All this sounds in order, yes? But it isn’t where “Noah” stops telling its story. There are a few subplots surrounding Noah’s sons wanting to bring wives with them to further mankind despite his disapproval (his wife, however, is all for it), as well as cannibalism, Tubal-Cain’s army finally seizing on Noah and his ark, and, of course, the massive downpours and floods that put Noah into unprecedented peril. By the time the nearly 140 minute run time has concluded, you’ve experienced action, love, adventure, violence, compassion and a whole lot more adjectives along the way.
“Noah” probably doesn’t have widespread appeal, but it’s good enough, both in big picture and granular perspectives, to matter to the average viewer on more than one level. I suppose religious fundamentalists might take issue here and there with its historical accuracy, but doing to indirectly ignores the solid performances brought forward, especially from Crowe and his sons. Their relationship frequently takes center stage over all else, giving audiences a look at the way it positively and negatively influences the balance of power between each character throughout. We see Noah quickly grow up with his father’s death, and when he asks his sons to do the same thing, their resistance is tangible enough to demonstrate something that weighs on any person’s shoulders in thinking about the relationship with his or her parents.
It’s difficult to say what stands out most about “Noah,” which in general is something I would say about films I didn’t favor all that much. But in this case, there is really strong balance between the performances on screen, the script, the special effects and the ability to tie it all together without losing any attention or interest along the way. More so than others before and surely more so than those that will come after it, “Noah” works from top to bottom and doesn’t apologize for having its foundation laid on a concrete slab. It is extremely detail oriented, providing a unique authenticity that doesn’t otherwise rear its ugly head in most epic disaster titles (not that I’m naming names or pointing fingers or anything like that).
“Noah” takes a willingness to invest up front, but there is no reason your emotions won’t be positively engaged from beginning to end. I wouldn’t really go so far as to call it an epic, but it is surprisingly well made and detailed, so much so that you’ll see it as more than a one dimensional motion picture.
The film comes with a pretty consistent 1.85:1 1080p High Definition video transfer that does a good job clearly presenting a colorful, vivid image during the storm and combat sequences and simultaneously providing a softness to the close-up shots of Crowe and his loved ones. Grain does pop up periodically, but not so much that you are going to be distracted. Coloration is very well placed, with brights appearing now and again and darks taking the dominant, ominous role.

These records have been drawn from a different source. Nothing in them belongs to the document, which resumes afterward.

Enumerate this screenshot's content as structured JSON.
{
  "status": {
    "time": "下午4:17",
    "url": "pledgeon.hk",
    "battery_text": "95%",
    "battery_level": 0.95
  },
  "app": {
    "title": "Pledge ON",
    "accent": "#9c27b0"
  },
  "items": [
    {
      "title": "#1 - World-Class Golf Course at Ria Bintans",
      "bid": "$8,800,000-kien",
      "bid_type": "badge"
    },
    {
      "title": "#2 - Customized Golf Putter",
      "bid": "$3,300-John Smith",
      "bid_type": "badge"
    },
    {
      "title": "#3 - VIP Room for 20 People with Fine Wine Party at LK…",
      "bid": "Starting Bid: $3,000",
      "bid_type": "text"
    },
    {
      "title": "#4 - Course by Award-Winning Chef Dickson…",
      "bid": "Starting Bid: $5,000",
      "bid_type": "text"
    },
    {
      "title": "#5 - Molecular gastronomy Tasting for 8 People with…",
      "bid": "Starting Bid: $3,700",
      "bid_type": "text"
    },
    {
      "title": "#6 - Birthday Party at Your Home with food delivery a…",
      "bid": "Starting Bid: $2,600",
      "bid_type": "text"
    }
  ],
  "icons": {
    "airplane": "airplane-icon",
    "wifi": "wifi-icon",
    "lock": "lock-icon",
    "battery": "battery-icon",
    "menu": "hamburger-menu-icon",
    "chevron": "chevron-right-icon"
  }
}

The star of the film is the English 7.1 DTS-High Definition Master Audio soundtrack. It booms through your speakers in a way that directs the overall pacing like a runner leading a pace group through the last mile of a marathon. While natural background noise is not in its place during “Noah,” we do get some very well directed musical pieces juxtaposed with sound that illustrates the clashes between good versus evil. It isn’t difficult to pick up any spoken words. Other audio selections include French, Spanish and Portuguese Dolby Digital 5.1s, while subtitle choices are English, French, Spanish and Portuguese.

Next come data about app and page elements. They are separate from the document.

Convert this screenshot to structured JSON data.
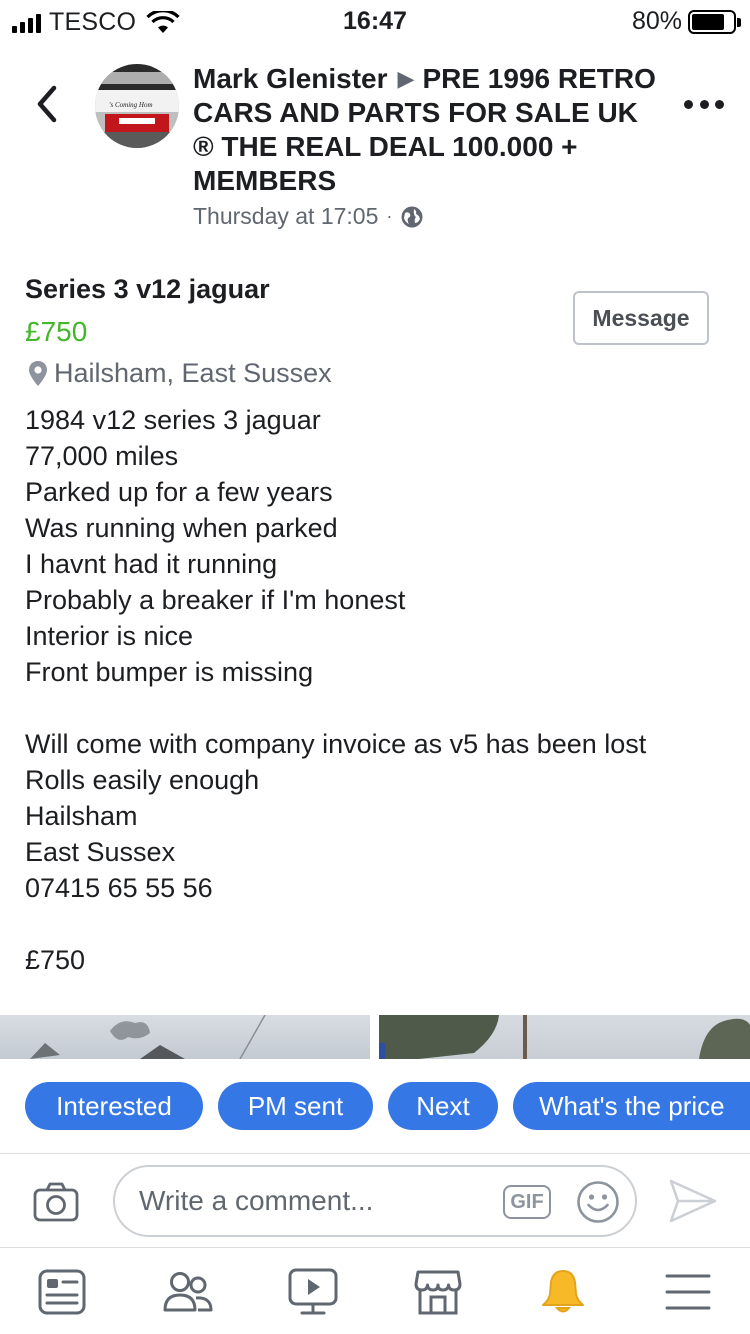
{
  "status_bar": {
    "carrier": "TESCO",
    "time": "16:47",
    "battery": "80%",
    "battery_level": 0.8
  },
  "post": {
    "author": "Mark Glenister",
    "group": "PRE 1996 RETRO CARS AND PARTS FOR SALE UK ® THE REAL DEAL 100.000 + MEMBERS",
    "timestamp": "Thursday at 17:05",
    "avatar_text": "'s Coming Hom"
  },
  "listing": {
    "title": "Series 3 v12 jaguar",
    "price": "£750",
    "location": "Hailsham, East Sussex",
    "message_label": "Message",
    "description": [
      "1984 v12 series 3 jaguar",
      "77,000 miles",
      "Parked up for a few years",
      "Was running when parked",
      "I havnt had it running",
      "Probably a breaker if I'm honest",
      "Interior is nice",
      "Front bumper is missing",
      "",
      "Will come with company invoice as v5 has been lost",
      "Rolls easily enough",
      "Hailsham",
      "East Sussex",
      "07415 65 55 56",
      "",
      "£750"
    ]
  },
  "quick_replies": [
    "Interested",
    "PM sent",
    "Next",
    "What's the price"
  ],
  "composer": {
    "placeholder": "Write a comment...",
    "gif_label": "GIF"
  },
  "tab_bar": [
    "news-feed-icon",
    "groups-icon",
    "watch-icon",
    "marketplace-icon",
    "notifications-icon",
    "menu-icon"
  ],
  "colors": {
    "accent": "#3578e5",
    "price": "#42b72a",
    "notification": "#f7b928",
    "secondary_text": "#606770"
  }
}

A standard definition DVD and digital copy are provided here, along with a few featurettes that look at the film’s on location production development, the ark’s construction and more. I anticipated more, to be honest. These special features are mildly disappointing.
A Final Word:
“Noah” is entertaining and fun, but don’t expect it to be anything that brings home major awards or pop up on too many “best of” lists. I’d say it has replay value, enhanced primarily through the roller coaster of emotions it straps its audience into.